In the meantime, the cost of gold has hit a six-year high amid the slowdown of global economies and central banks cutting interest rates. As analysts from Societe Generale pointed out, China went on a gold shopping spree to diversify its reserves away from the US currency and protect itself against the risks of the trade war.
"The growing threat of a currency war in recent days could add to this momentum and prove an overall tailwind for gold”, the group of analysts said.
The statement has been echoed by BMO Capital Markets managing director of commodities research Colin Hamilton, who also said that the PBOC’s move reveals de-dollarisation efforts.
“At the central bank level [the move] is definitely to de-dollarise”, Hamilton told Kitco News.
As the outlet points out, however, the relative size of China’s gold holdings still equaled $3.1 trillion last month.
Nevertheless, China has become one of the leaders in the new gold rush along with Poland and Russia, diversifying their reserves. The Russian Central Bank has stocked up 96.4 tonnes of gold since January, confirming last week that the country’s total gold reserves had reached $100.3 billion as of July 1. Altogether, central banks bought 374 tonnes of gold in the first half of this year, which is the largest-ever acquisition by public institutions in the first 6 months of a calendar year, the World Gold Council reported last week.
The gold shopping spree comes amid a US-China trade spat that further escalated this week. President Donald Trump condemned a move by Beijing to devalue the yuan, calling it "currency manipulation” because Beijing allowed the yuan to plummet to an 11-year low against the dollar, causing financial markets to tumble. Trump’s statement followed an announcement by US Secretary of the Treasury Steve Mnuchin on Monday that Washington had designated China a "currency manipulator", citing alleged violations by Beijing and the PBOC of "China's G20 commitments to refrain from competitive devaluation".

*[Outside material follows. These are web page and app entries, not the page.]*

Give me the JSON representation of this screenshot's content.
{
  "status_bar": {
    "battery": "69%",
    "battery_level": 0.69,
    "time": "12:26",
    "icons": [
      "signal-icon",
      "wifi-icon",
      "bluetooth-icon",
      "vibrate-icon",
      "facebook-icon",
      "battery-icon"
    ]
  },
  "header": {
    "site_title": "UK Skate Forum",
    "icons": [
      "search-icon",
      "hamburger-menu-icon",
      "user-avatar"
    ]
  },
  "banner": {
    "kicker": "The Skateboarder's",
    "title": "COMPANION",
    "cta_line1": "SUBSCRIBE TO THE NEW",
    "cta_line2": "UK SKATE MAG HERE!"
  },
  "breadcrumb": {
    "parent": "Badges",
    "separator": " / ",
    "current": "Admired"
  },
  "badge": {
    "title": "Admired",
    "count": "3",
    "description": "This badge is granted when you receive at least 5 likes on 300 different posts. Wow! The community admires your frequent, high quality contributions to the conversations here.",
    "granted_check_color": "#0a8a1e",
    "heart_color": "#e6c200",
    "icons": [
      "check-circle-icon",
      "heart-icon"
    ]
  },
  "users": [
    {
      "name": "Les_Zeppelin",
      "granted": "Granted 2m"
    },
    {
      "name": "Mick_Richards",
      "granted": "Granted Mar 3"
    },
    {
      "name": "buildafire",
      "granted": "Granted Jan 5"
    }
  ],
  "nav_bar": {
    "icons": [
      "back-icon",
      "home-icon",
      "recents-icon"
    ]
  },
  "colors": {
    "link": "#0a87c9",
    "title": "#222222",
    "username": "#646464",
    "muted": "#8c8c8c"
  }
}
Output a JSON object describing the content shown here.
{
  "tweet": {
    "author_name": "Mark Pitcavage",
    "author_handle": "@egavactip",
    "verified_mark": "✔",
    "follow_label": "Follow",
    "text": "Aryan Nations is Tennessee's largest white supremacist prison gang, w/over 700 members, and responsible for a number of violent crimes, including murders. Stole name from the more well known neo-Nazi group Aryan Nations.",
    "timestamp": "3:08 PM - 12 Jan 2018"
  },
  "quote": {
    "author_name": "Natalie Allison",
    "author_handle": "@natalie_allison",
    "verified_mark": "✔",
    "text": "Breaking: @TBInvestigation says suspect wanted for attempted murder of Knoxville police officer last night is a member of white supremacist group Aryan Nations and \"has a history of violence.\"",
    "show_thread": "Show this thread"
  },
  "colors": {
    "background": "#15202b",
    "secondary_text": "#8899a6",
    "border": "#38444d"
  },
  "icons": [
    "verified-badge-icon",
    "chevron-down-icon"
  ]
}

This was preceded by Trump’s pledge that he would slap 10 percent tariffs on a further $300 billion worth of Chinese imports starting 1 September, a day after the US and China wrapped up trade talks in Shanghai.